(Data records for software interfaces)
--------
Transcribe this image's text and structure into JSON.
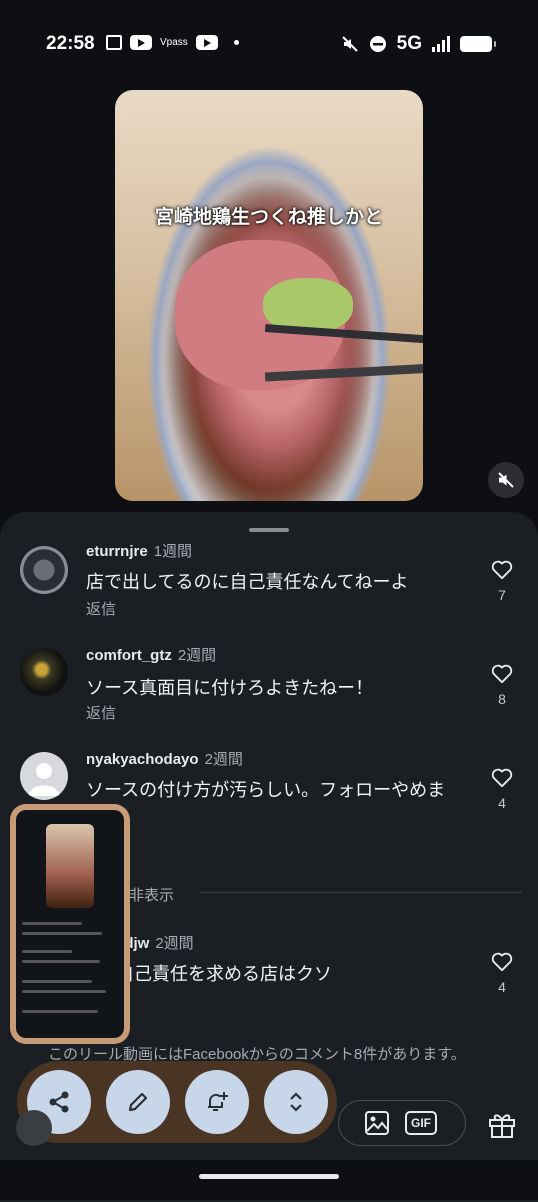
{
  "status_bar": {
    "time": "22:58",
    "carrier_label": "Vpass",
    "network": "5G"
  },
  "video": {
    "caption": "宮崎地鶏生つくね推しかと"
  },
  "comments": [
    {
      "user": "eturrnjre",
      "time": "1週間",
      "text": "店で出してるのに自己責任なんてねーよ",
      "reply": "返信",
      "likes": "7"
    },
    {
      "user": "comfort_gtz",
      "time": "2週間",
      "text": "ソース真面目に付けろよきたねー！",
      "reply": "返信",
      "likes": "8"
    },
    {
      "user": "nyakyachodayo",
      "time": "2週間",
      "text": "ソースの付け方が汚らしい。フォローやめま",
      "reply": "",
      "likes": "4"
    },
    {
      "user": "adjw",
      "time": "2週間",
      "text": "自己責任を求める店はクソ",
      "reply": "",
      "likes": "4"
    }
  ],
  "hidden_label": "の非表示",
  "facebook_note": "このリール動画にはFacebookからのコメント8件があります。",
  "input": {
    "gif_label": "GIF"
  },
  "icons": {
    "share": "share-icon",
    "edit": "pencil-icon",
    "reminder": "bell-plus-icon",
    "expand": "chevron-updown-icon",
    "image": "image-icon",
    "gift": "gift-icon",
    "mute": "speaker-muted-icon",
    "heart": "heart-icon"
  }
}
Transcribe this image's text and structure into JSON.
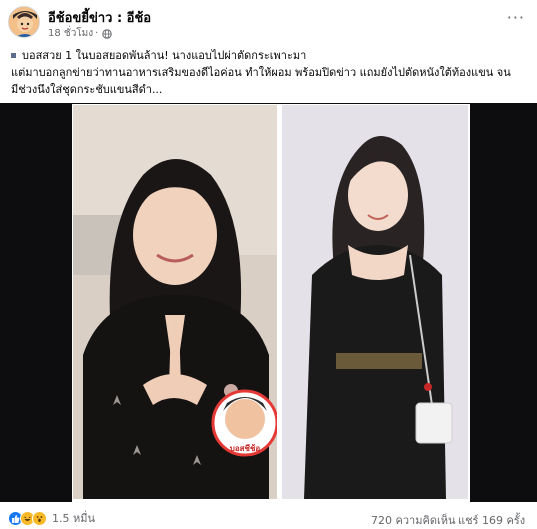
{
  "post": {
    "page_name": "อีช้อขยี้ข่าว : อีช้อ",
    "time": "18 ชั่วโมง",
    "separator": "·",
    "privacy_icon": "globe-icon",
    "more_icon": "more-options-icon",
    "more_label": "···",
    "caption": {
      "line1": "บอสสวย 1 ในบอสยอดพันล้าน! นางแอบไปผ่าตัดกระเพาะมา",
      "line2": "แต่มาบอกลูกข่ายว่าทานอาหารเสริมของดีไอค่อน ทำให้ผอม พร้อมปิดข่าว แถมยังไปตัดหนังใต้ท้องแขน จน",
      "line3": "มีช่วงนึงใส่ชุดกระชับแขนสีดำ..."
    }
  },
  "media": {
    "watermark_text": "บอสชีช้อ",
    "colors": {
      "backdrop": "#0d0d0f",
      "watermark_ring": "#e53935"
    }
  },
  "footer": {
    "reaction_icons": [
      "like-icon",
      "haha-icon",
      "wow-icon"
    ],
    "reaction_count": "1.5 หมื่น",
    "comment_count": "720 ความคิดเห็น",
    "share_count": "แชร์ 169 ครั้ง"
  }
}
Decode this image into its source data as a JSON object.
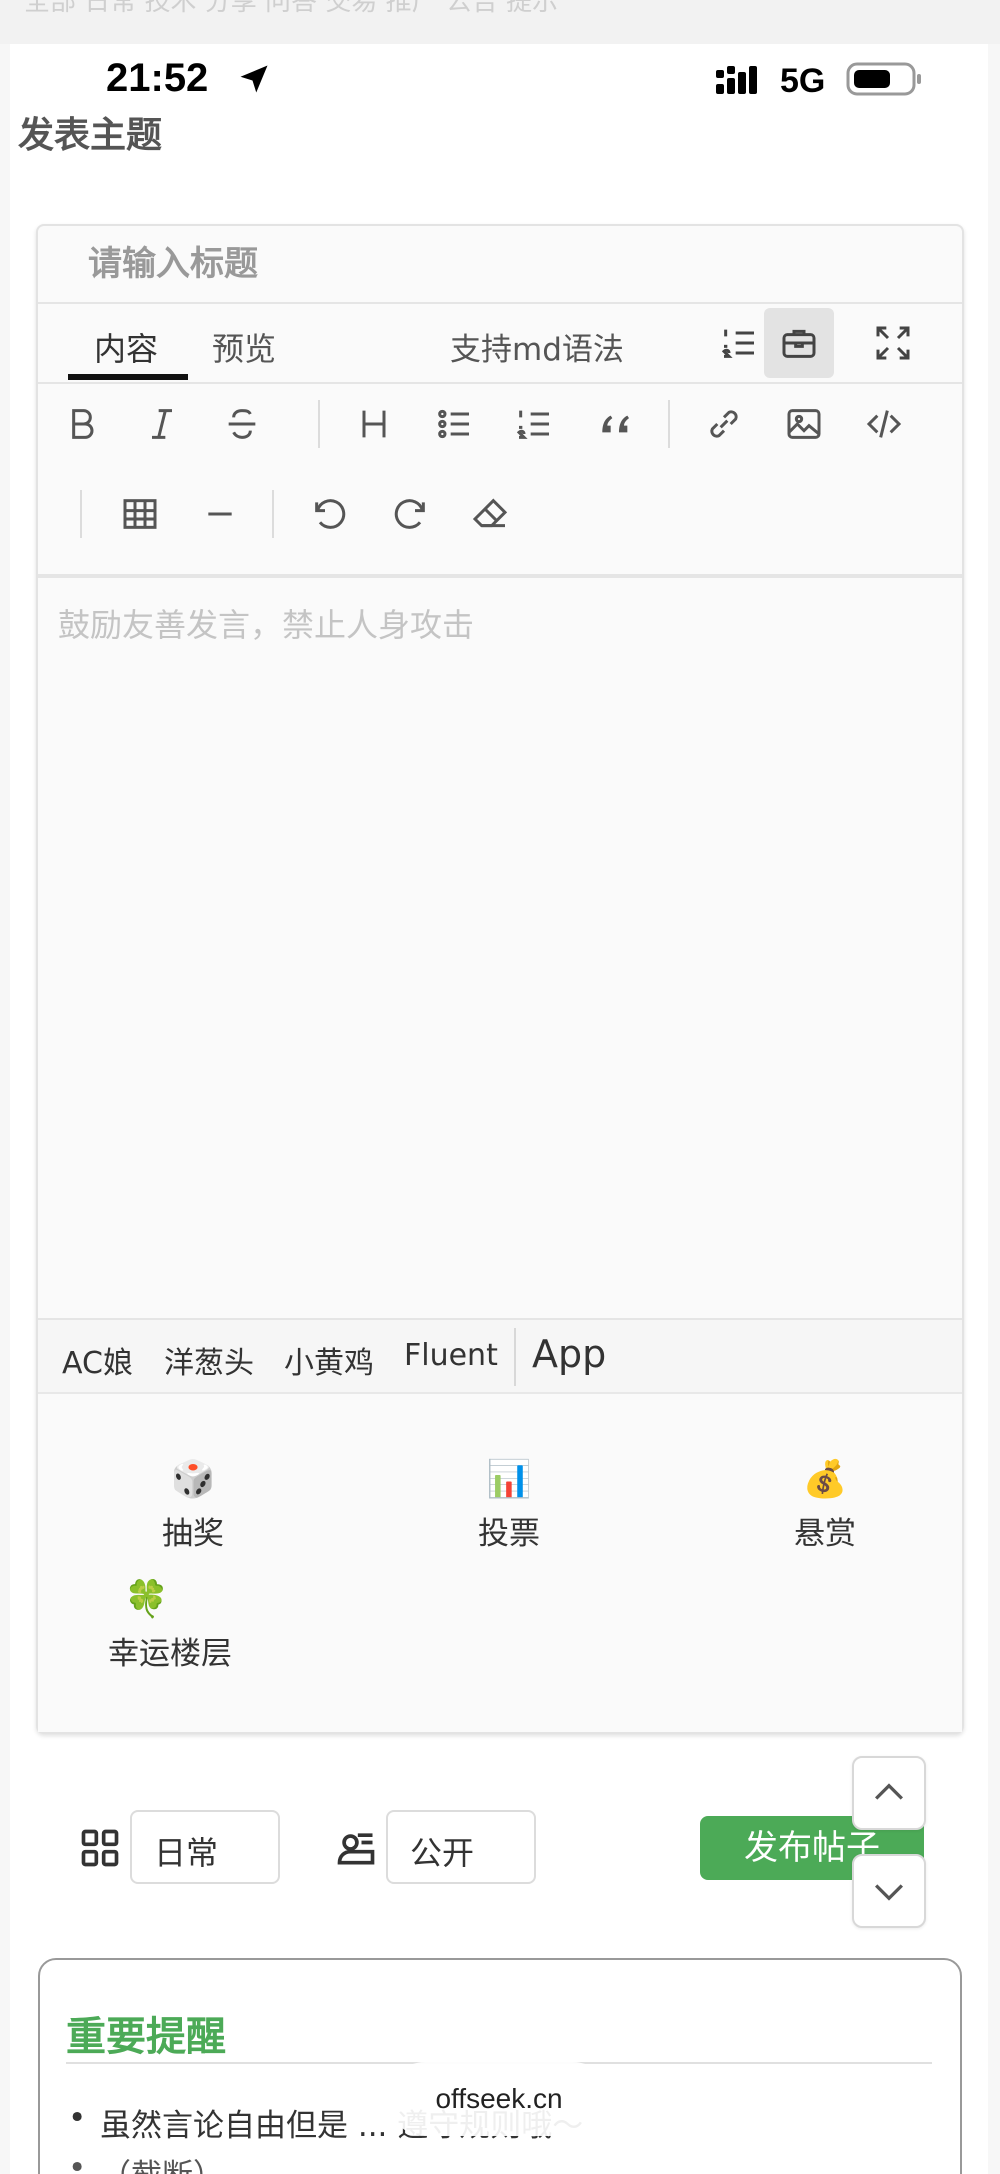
{
  "background_nav": {
    "text": "全部 日常 技术 分享 问答 交易 推广 公告 提示"
  },
  "status_bar": {
    "time": "21:52",
    "network": "5G"
  },
  "page": {
    "title": "发表主题"
  },
  "editor": {
    "title_placeholder": "请输入标题",
    "tabs": {
      "content": "内容",
      "preview": "预览"
    },
    "md_hint": "支持md语法",
    "content_placeholder": "鼓励友善发言，禁止人身攻击",
    "toolbar_icons": [
      "bold-icon",
      "italic-icon",
      "strikethrough-icon",
      "heading-icon",
      "bullet-list-icon",
      "numbered-list-icon",
      "quote-icon",
      "link-icon",
      "image-icon",
      "code-icon",
      "table-icon",
      "horizontal-rule-icon",
      "undo-icon",
      "redo-icon",
      "eraser-icon"
    ]
  },
  "sticker_tabs": [
    "AC娘",
    "洋葱头",
    "小黄鸡",
    "Fluent",
    "App"
  ],
  "tools": [
    {
      "emoji": "🎲",
      "label": "抽奖"
    },
    {
      "emoji": "📊",
      "label": "投票"
    },
    {
      "emoji": "💰",
      "label": "悬赏"
    },
    {
      "emoji": "🍀",
      "label": "幸运楼层"
    }
  ],
  "post_options": {
    "category": "日常",
    "visibility": "公开",
    "publish_label": "发布帖子"
  },
  "notice": {
    "title": "重要提醒",
    "items": [
      "虽然言论自由但是 ... 遵守规则哦～",
      "（截断）"
    ]
  },
  "url_pill": {
    "text": "offseek.cn"
  },
  "colors": {
    "accent": "#4caa57",
    "toolbox_active_bg": "#e3e3e3"
  }
}
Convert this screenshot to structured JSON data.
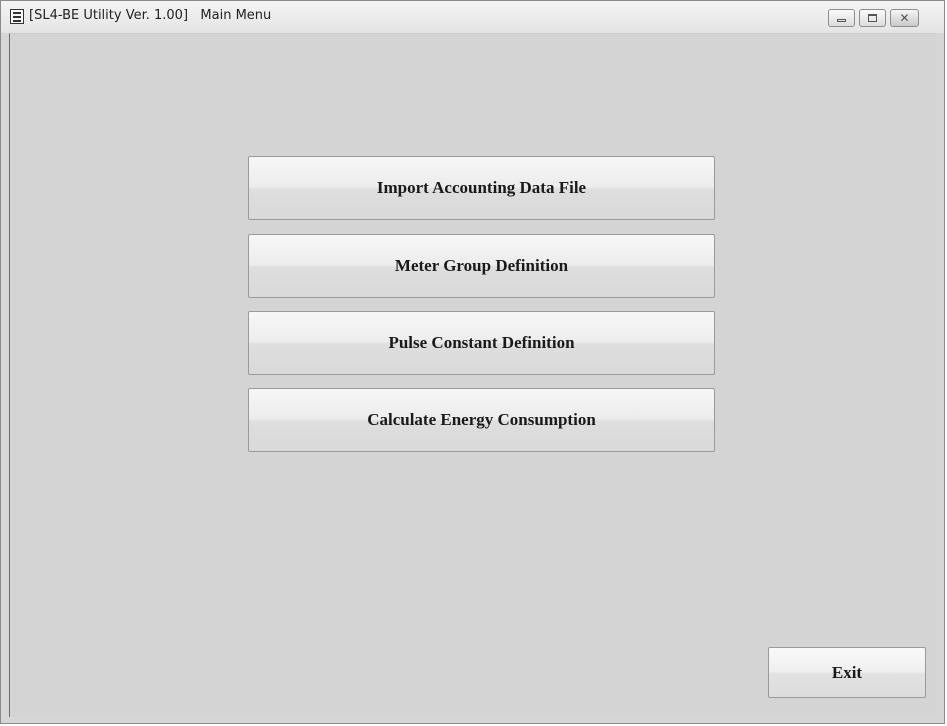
{
  "window": {
    "title": "[SL4-BE Utility Ver. 1.00]   Main Menu",
    "icon": "app-document-icon",
    "controls": {
      "minimize": "minimize-icon",
      "maximize": "maximize-icon",
      "close": "close-icon",
      "close_glyph": "✕"
    }
  },
  "menu": {
    "buttons": [
      {
        "label": "Import Accounting Data File"
      },
      {
        "label": "Meter Group Definition"
      },
      {
        "label": "Pulse Constant Definition"
      },
      {
        "label": "Calculate Energy Consumption"
      }
    ]
  },
  "footer": {
    "exit_label": "Exit"
  }
}
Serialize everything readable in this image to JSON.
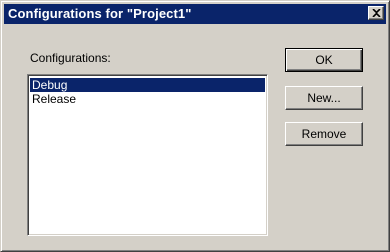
{
  "window": {
    "title": "Configurations for \"Project1\"",
    "close_icon": "close-icon"
  },
  "configurations": {
    "label": "Configurations:",
    "items": [
      "Debug",
      "Release"
    ],
    "selected": "Debug"
  },
  "buttons": {
    "ok": "OK",
    "new": "New...",
    "remove": "Remove"
  },
  "colors": {
    "titlebar": "#0a246a",
    "face": "#d4d0c8",
    "selection": "#0a246a"
  }
}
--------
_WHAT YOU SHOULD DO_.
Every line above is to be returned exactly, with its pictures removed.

_ANSWER TO THIS EXERCISE_.
Transcribe this image's text and structure into JSON.
{
  "status_bar": {
    "time": "22:58",
    "carrier_label": "Vpass",
    "network": "5G"
  },
  "video": {
    "caption": "宮崎地鶏生つくね推しかと"
  },
  "comments": [
    {
      "user": "eturrnjre",
      "time": "1週間",
      "text": "店で出してるのに自己責任なんてねーよ",
      "reply": "返信",
      "likes": "7"
    },
    {
      "user": "comfort_gtz",
      "time": "2週間",
      "text": "ソース真面目に付けろよきたねー！",
      "reply": "返信",
      "likes": "8"
    },
    {
      "user": "nyakyachodayo",
      "time": "2週間",
      "text": "ソースの付け方が汚らしい。フォローやめま",
      "reply": "",
      "likes": "4"
    },
    {
      "user": "adjw",
      "time": "2週間",
      "text": "自己責任を求める店はクソ",
      "reply": "",
      "likes": "4"
    }
  ],
  "hidden_label": "の非表示",
  "facebook_note": "このリール動画にはFacebookからのコメント8件があります。",
  "input": {
    "gif_label": "GIF"
  },
  "icons": {
    "share": "share-icon",
    "edit": "pencil-icon",
    "reminder": "bell-plus-icon",
    "expand": "chevron-updown-icon",
    "image": "image-icon",
    "gift": "gift-icon",
    "mute": "speaker-muted-icon",
    "heart": "heart-icon"
  }
}
Transcribe this image's text and structure into JSON.
{
  "post": {
    "page_name": "อีช้อขยี้ข่าว : อีช้อ",
    "time": "18 ชั่วโมง",
    "separator": "·",
    "privacy_icon": "globe-icon",
    "more_icon": "more-options-icon",
    "more_label": "···",
    "caption": {
      "line1": "บอสสวย 1 ในบอสยอดพันล้าน! นางแอบไปผ่าตัดกระเพาะมา",
      "line2": "แต่มาบอกลูกข่ายว่าทานอาหารเสริมของดีไอค่อน ทำให้ผอม พร้อมปิดข่าว แถมยังไปตัดหนังใต้ท้องแขน จน",
      "line3": "มีช่วงนึงใส่ชุดกระชับแขนสีดำ..."
    }
  },
  "media": {
    "watermark_text": "บอสชีช้อ",
    "colors": {
      "backdrop": "#0d0d0f",
      "watermark_ring": "#e53935"
    }
  },
  "footer": {
    "reaction_icons": [
      "like-icon",
      "haha-icon",
      "wow-icon"
    ],
    "reaction_count": "1.5 หมื่น",
    "comment_count": "720 ความคิดเห็น",
    "share_count": "แชร์ 169 ครั้ง"
  }
}
Decode this image into its source data as a JSON object.
{
  "background_nav": {
    "text": "全部 日常 技术 分享 问答 交易 推广 公告 提示"
  },
  "status_bar": {
    "time": "21:52",
    "network": "5G"
  },
  "page": {
    "title": "发表主题"
  },
  "editor": {
    "title_placeholder": "请输入标题",
    "tabs": {
      "content": "内容",
      "preview": "预览"
    },
    "md_hint": "支持md语法",
    "content_placeholder": "鼓励友善发言，禁止人身攻击",
    "toolbar_icons": [
      "bold-icon",
      "italic-icon",
      "strikethrough-icon",
      "heading-icon",
      "bullet-list-icon",
      "numbered-list-icon",
      "quote-icon",
      "link-icon",
      "image-icon",
      "code-icon",
      "table-icon",
      "horizontal-rule-icon",
      "undo-icon",
      "redo-icon",
      "eraser-icon"
    ]
  },
  "sticker_tabs": [
    "AC娘",
    "洋葱头",
    "小黄鸡",
    "Fluent",
    "App"
  ],
  "tools": [
    {
      "emoji": "🎲",
      "label": "抽奖"
    },
    {
      "emoji": "📊",
      "label": "投票"
    },
    {
      "emoji": "💰",
      "label": "悬赏"
    },
    {
      "emoji": "🍀",
      "label": "幸运楼层"
    }
  ],
  "post_options": {
    "category": "日常",
    "visibility": "公开",
    "publish_label": "发布帖子"
  },
  "notice": {
    "title": "重要提醒",
    "items": [
      "虽然言论自由但是 ... 遵守规则哦～",
      "（截断）"
    ]
  },
  "url_pill": {
    "text": "offseek.cn"
  },
  "colors": {
    "accent": "#4caa57",
    "toolbox_active_bg": "#e3e3e3"
  }
}
Convert this screenshot to structured JSON data.
{
  "window": {
    "title": "[SL4-BE Utility Ver. 1.00]   Main Menu",
    "icon": "app-document-icon",
    "controls": {
      "minimize": "minimize-icon",
      "maximize": "maximize-icon",
      "close": "close-icon",
      "close_glyph": "✕"
    }
  },
  "menu": {
    "buttons": [
      {
        "label": "Import Accounting Data File"
      },
      {
        "label": "Meter Group Definition"
      },
      {
        "label": "Pulse Constant Definition"
      },
      {
        "label": "Calculate Energy Consumption"
      }
    ]
  },
  "footer": {
    "exit_label": "Exit"
  }
}
Serialize everything readable in this image to JSON.
{
  "window": {
    "title": "Configurations for \"Project1\"",
    "close_icon": "close-icon"
  },
  "configurations": {
    "label": "Configurations:",
    "items": [
      "Debug",
      "Release"
    ],
    "selected": "Debug"
  },
  "buttons": {
    "ok": "OK",
    "new": "New...",
    "remove": "Remove"
  },
  "colors": {
    "titlebar": "#0a246a",
    "face": "#d4d0c8",
    "selection": "#0a246a"
  }
}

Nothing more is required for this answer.